Copy every line in the listing that contains "kind".
■ ■ ■ ■ ■ ■ ■
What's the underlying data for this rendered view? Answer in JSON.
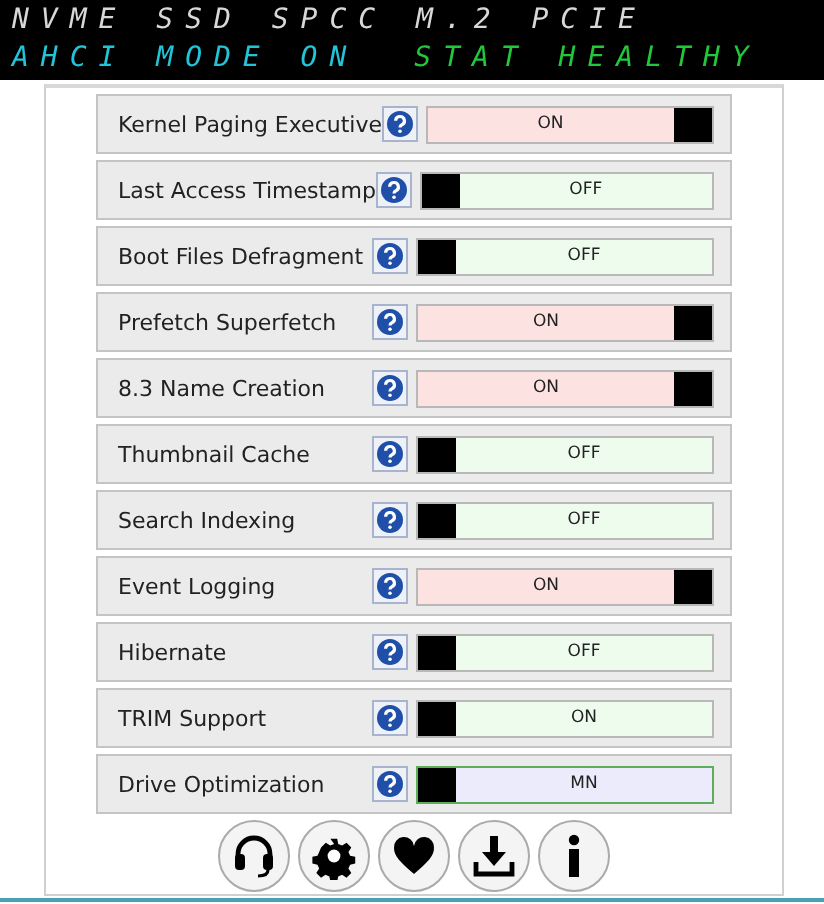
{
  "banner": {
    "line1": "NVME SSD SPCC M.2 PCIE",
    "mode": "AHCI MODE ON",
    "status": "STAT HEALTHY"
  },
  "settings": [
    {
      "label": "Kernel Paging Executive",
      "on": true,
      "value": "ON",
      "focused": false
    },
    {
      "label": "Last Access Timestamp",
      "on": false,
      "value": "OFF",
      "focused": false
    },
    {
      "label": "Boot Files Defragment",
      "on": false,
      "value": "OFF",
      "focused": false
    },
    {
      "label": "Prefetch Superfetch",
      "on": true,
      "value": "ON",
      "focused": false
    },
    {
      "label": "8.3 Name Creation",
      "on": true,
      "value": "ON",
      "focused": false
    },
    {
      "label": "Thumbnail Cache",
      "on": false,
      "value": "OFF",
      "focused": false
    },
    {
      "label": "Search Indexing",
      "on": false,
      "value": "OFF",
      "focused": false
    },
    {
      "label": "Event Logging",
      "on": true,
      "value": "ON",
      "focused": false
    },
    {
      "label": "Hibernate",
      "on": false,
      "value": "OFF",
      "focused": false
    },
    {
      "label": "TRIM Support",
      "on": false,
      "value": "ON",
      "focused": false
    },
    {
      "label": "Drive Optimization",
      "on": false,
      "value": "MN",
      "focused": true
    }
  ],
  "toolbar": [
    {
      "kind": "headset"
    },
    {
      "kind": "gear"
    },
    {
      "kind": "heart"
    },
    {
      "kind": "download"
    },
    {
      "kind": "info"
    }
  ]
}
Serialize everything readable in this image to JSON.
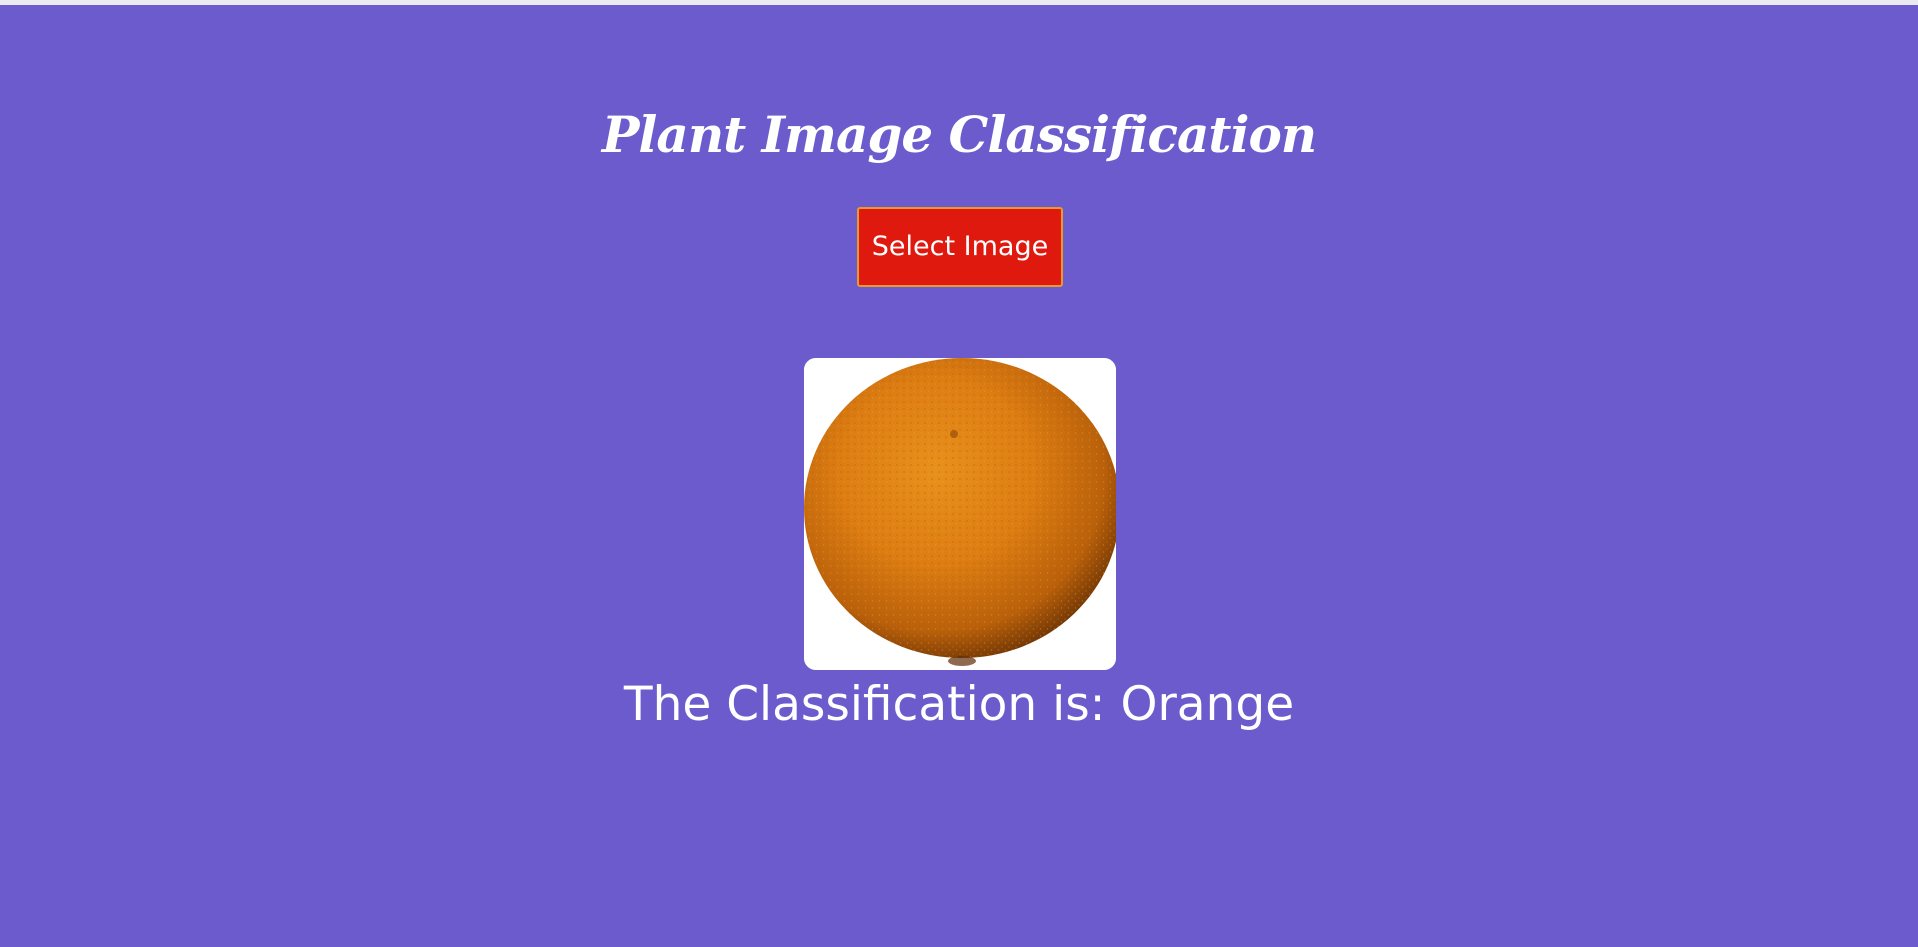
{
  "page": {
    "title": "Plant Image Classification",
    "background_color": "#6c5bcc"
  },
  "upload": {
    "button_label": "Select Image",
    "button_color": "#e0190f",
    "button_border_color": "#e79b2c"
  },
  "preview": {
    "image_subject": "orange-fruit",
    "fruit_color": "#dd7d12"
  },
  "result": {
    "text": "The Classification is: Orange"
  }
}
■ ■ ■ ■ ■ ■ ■
● Response area
      "kind": "headset"
      "kind": "gear"
      "kind": "heart"
      "kind": "download"
      "kind": "info"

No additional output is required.